-- The problem --
Word for word, print all of the lines below.

-- Data entries --

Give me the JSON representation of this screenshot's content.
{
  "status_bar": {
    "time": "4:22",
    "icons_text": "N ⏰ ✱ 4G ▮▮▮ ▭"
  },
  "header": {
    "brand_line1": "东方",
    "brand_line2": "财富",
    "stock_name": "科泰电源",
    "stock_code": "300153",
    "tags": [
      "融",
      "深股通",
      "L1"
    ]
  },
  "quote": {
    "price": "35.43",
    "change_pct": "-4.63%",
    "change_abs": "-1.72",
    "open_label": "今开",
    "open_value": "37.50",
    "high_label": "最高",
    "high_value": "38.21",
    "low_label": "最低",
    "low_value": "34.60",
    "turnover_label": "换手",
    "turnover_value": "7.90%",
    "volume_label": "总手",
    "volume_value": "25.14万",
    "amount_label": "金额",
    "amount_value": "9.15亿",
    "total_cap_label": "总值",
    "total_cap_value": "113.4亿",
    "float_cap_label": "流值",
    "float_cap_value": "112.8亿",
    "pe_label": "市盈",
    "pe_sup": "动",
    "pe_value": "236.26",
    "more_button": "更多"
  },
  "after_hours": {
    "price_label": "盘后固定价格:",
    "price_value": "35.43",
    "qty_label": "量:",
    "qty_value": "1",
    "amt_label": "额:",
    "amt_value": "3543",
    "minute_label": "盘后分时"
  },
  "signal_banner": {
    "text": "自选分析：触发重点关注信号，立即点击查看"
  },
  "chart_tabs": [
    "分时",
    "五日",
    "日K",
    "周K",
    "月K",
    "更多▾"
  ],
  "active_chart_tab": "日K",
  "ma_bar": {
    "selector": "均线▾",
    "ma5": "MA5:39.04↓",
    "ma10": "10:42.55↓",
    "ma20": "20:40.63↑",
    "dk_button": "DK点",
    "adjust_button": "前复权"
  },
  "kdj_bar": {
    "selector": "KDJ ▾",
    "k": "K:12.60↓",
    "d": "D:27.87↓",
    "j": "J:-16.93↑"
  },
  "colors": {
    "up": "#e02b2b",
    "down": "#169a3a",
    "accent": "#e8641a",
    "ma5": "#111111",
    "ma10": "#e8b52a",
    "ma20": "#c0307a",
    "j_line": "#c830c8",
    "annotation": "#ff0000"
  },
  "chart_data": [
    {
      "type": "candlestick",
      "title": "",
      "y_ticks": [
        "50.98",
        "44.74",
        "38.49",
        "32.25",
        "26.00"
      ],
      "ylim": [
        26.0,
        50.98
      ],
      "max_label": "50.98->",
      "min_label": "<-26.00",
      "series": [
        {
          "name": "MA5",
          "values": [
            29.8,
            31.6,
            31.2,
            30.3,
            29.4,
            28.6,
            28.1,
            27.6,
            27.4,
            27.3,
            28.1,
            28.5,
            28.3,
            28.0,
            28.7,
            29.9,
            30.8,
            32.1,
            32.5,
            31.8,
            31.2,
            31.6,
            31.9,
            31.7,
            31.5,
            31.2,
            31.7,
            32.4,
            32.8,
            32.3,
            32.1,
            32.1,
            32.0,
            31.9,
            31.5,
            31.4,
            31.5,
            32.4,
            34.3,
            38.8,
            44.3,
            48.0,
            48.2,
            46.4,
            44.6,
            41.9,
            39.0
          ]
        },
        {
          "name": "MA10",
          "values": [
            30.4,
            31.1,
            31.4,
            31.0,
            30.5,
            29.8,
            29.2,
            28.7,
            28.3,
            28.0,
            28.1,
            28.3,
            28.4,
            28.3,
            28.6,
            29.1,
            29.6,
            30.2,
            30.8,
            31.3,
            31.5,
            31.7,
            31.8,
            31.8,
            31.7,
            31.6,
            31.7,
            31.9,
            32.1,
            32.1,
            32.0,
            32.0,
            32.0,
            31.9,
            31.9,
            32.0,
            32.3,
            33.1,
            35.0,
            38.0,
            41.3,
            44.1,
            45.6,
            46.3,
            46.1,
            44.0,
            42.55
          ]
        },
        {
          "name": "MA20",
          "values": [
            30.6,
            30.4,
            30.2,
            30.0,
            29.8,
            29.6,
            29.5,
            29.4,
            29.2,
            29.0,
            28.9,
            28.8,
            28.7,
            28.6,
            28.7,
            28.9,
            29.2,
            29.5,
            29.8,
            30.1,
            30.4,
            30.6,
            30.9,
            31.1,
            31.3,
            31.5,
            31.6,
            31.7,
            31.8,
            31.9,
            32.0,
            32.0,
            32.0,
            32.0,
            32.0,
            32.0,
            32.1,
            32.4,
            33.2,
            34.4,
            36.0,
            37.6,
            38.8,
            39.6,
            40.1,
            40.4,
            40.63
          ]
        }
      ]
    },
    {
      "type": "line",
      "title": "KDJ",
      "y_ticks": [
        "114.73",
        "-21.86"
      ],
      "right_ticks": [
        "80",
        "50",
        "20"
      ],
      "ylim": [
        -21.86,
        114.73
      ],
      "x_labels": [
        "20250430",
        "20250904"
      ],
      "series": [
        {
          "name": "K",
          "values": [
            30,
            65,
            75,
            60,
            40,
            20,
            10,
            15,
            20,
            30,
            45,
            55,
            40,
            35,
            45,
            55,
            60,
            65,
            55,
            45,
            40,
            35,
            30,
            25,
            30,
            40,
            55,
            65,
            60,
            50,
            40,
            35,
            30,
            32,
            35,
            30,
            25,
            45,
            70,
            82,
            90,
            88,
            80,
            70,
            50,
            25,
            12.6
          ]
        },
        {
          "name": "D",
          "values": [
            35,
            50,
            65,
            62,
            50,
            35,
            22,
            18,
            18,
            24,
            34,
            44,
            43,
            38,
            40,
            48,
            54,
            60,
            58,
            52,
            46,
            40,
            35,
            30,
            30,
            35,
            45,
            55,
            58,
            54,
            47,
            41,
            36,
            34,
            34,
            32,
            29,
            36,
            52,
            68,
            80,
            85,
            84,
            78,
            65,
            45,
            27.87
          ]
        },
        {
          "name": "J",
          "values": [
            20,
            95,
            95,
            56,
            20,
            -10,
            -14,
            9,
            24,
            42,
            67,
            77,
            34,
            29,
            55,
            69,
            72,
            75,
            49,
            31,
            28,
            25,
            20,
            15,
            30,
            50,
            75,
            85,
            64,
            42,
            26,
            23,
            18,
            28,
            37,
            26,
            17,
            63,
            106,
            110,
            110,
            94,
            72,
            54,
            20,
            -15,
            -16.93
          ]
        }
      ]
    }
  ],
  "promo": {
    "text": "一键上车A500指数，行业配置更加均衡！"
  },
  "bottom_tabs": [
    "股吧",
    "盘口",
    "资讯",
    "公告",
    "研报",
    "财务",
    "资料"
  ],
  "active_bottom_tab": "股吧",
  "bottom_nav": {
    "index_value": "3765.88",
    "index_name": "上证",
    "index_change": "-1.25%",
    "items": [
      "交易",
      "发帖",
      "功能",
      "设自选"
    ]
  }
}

-- Output for this task --
Give me the JSON representation of this screenshot's content.
{
  "status_bar": {
    "time": "4:22",
    "icons_text": "N ⏰ ✱ 4G ▮▮▮ ▭"
  },
  "header": {
    "brand_line1": "东方",
    "brand_line2": "财富",
    "stock_name": "科泰电源",
    "stock_code": "300153",
    "tags": [
      "融",
      "深股通",
      "L1"
    ]
  },
  "quote": {
    "price": "35.43",
    "change_pct": "-4.63%",
    "change_abs": "-1.72",
    "open_label": "今开",
    "open_value": "37.50",
    "high_label": "最高",
    "high_value": "38.21",
    "low_label": "最低",
    "low_value": "34.60",
    "turnover_label": "换手",
    "turnover_value": "7.90%",
    "volume_label": "总手",
    "volume_value": "25.14万",
    "amount_label": "金额",
    "amount_value": "9.15亿",
    "total_cap_label": "总值",
    "total_cap_value": "113.4亿",
    "float_cap_label": "流值",
    "float_cap_value": "112.8亿",
    "pe_label": "市盈",
    "pe_sup": "动",
    "pe_value": "236.26",
    "more_button": "更多"
  },
  "after_hours": {
    "price_label": "盘后固定价格:",
    "price_value": "35.43",
    "qty_label": "量:",
    "qty_value": "1",
    "amt_label": "额:",
    "amt_value": "3543",
    "minute_label": "盘后分时"
  },
  "signal_banner": {
    "text": "自选分析：触发重点关注信号，立即点击查看"
  },
  "chart_tabs": [
    "分时",
    "五日",
    "日K",
    "周K",
    "月K",
    "更多▾"
  ],
  "active_chart_tab": "日K",
  "ma_bar": {
    "selector": "均线▾",
    "ma5": "MA5:39.04↓",
    "ma10": "10:42.55↓",
    "ma20": "20:40.63↑",
    "dk_button": "DK点",
    "adjust_button": "前复权"
  },
  "kdj_bar": {
    "selector": "KDJ ▾",
    "k": "K:12.60↓",
    "d": "D:27.87↓",
    "j": "J:-16.93↑"
  },
  "colors": {
    "up": "#e02b2b",
    "down": "#169a3a",
    "accent": "#e8641a",
    "ma5": "#111111",
    "ma10": "#e8b52a",
    "ma20": "#c0307a",
    "j_line": "#c830c8",
    "annotation": "#ff0000"
  },
  "chart_data": [
    {
      "type": "candlestick",
      "title": "",
      "y_ticks": [
        "50.98",
        "44.74",
        "38.49",
        "32.25",
        "26.00"
      ],
      "ylim": [
        26.0,
        50.98
      ],
      "max_label": "50.98->",
      "min_label": "<-26.00",
      "series": [
        {
          "name": "MA5",
          "values": [
            29.8,
            31.6,
            31.2,
            30.3,
            29.4,
            28.6,
            28.1,
            27.6,
            27.4,
            27.3,
            28.1,
            28.5,
            28.3,
            28.0,
            28.7,
            29.9,
            30.8,
            32.1,
            32.5,
            31.8,
            31.2,
            31.6,
            31.9,
            31.7,
            31.5,
            31.2,
            31.7,
            32.4,
            32.8,
            32.3,
            32.1,
            32.1,
            32.0,
            31.9,
            31.5,
            31.4,
            31.5,
            32.4,
            34.3,
            38.8,
            44.3,
            48.0,
            48.2,
            46.4,
            44.6,
            41.9,
            39.0
          ]
        },
        {
          "name": "MA10",
          "values": [
            30.4,
            31.1,
            31.4,
            31.0,
            30.5,
            29.8,
            29.2,
            28.7,
            28.3,
            28.0,
            28.1,
            28.3,
            28.4,
            28.3,
            28.6,
            29.1,
            29.6,
            30.2,
            30.8,
            31.3,
            31.5,
            31.7,
            31.8,
            31.8,
            31.7,
            31.6,
            31.7,
            31.9,
            32.1,
            32.1,
            32.0,
            32.0,
            32.0,
            31.9,
            31.9,
            32.0,
            32.3,
            33.1,
            35.0,
            38.0,
            41.3,
            44.1,
            45.6,
            46.3,
            46.1,
            44.0,
            42.55
          ]
        },
        {
          "name": "MA20",
          "values": [
            30.6,
            30.4,
            30.2,
            30.0,
            29.8,
            29.6,
            29.5,
            29.4,
            29.2,
            29.0,
            28.9,
            28.8,
            28.7,
            28.6,
            28.7,
            28.9,
            29.2,
            29.5,
            29.8,
            30.1,
            30.4,
            30.6,
            30.9,
            31.1,
            31.3,
            31.5,
            31.6,
            31.7,
            31.8,
            31.9,
            32.0,
            32.0,
            32.0,
            32.0,
            32.0,
            32.0,
            32.1,
            32.4,
            33.2,
            34.4,
            36.0,
            37.6,
            38.8,
            39.6,
            40.1,
            40.4,
            40.63
          ]
        }
      ]
    },
    {
      "type": "line",
      "title": "KDJ",
      "y_ticks": [
        "114.73",
        "-21.86"
      ],
      "right_ticks": [
        "80",
        "50",
        "20"
      ],
      "ylim": [
        -21.86,
        114.73
      ],
      "x_labels": [
        "20250430",
        "20250904"
      ],
      "series": [
        {
          "name": "K",
          "values": [
            30,
            65,
            75,
            60,
            40,
            20,
            10,
            15,
            20,
            30,
            45,
            55,
            40,
            35,
            45,
            55,
            60,
            65,
            55,
            45,
            40,
            35,
            30,
            25,
            30,
            40,
            55,
            65,
            60,
            50,
            40,
            35,
            30,
            32,
            35,
            30,
            25,
            45,
            70,
            82,
            90,
            88,
            80,
            70,
            50,
            25,
            12.6
          ]
        },
        {
          "name": "D",
          "values": [
            35,
            50,
            65,
            62,
            50,
            35,
            22,
            18,
            18,
            24,
            34,
            44,
            43,
            38,
            40,
            48,
            54,
            60,
            58,
            52,
            46,
            40,
            35,
            30,
            30,
            35,
            45,
            55,
            58,
            54,
            47,
            41,
            36,
            34,
            34,
            32,
            29,
            36,
            52,
            68,
            80,
            85,
            84,
            78,
            65,
            45,
            27.87
          ]
        },
        {
          "name": "J",
          "values": [
            20,
            95,
            95,
            56,
            20,
            -10,
            -14,
            9,
            24,
            42,
            67,
            77,
            34,
            29,
            55,
            69,
            72,
            75,
            49,
            31,
            28,
            25,
            20,
            15,
            30,
            50,
            75,
            85,
            64,
            42,
            26,
            23,
            18,
            28,
            37,
            26,
            17,
            63,
            106,
            110,
            110,
            94,
            72,
            54,
            20,
            -15,
            -16.93
          ]
        }
      ]
    }
  ],
  "promo": {
    "text": "一键上车A500指数，行业配置更加均衡！"
  },
  "bottom_tabs": [
    "股吧",
    "盘口",
    "资讯",
    "公告",
    "研报",
    "财务",
    "资料"
  ],
  "active_bottom_tab": "股吧",
  "bottom_nav": {
    "index_value": "3765.88",
    "index_name": "上证",
    "index_change": "-1.25%",
    "items": [
      "交易",
      "发帖",
      "功能",
      "设自选"
    ]
  }
}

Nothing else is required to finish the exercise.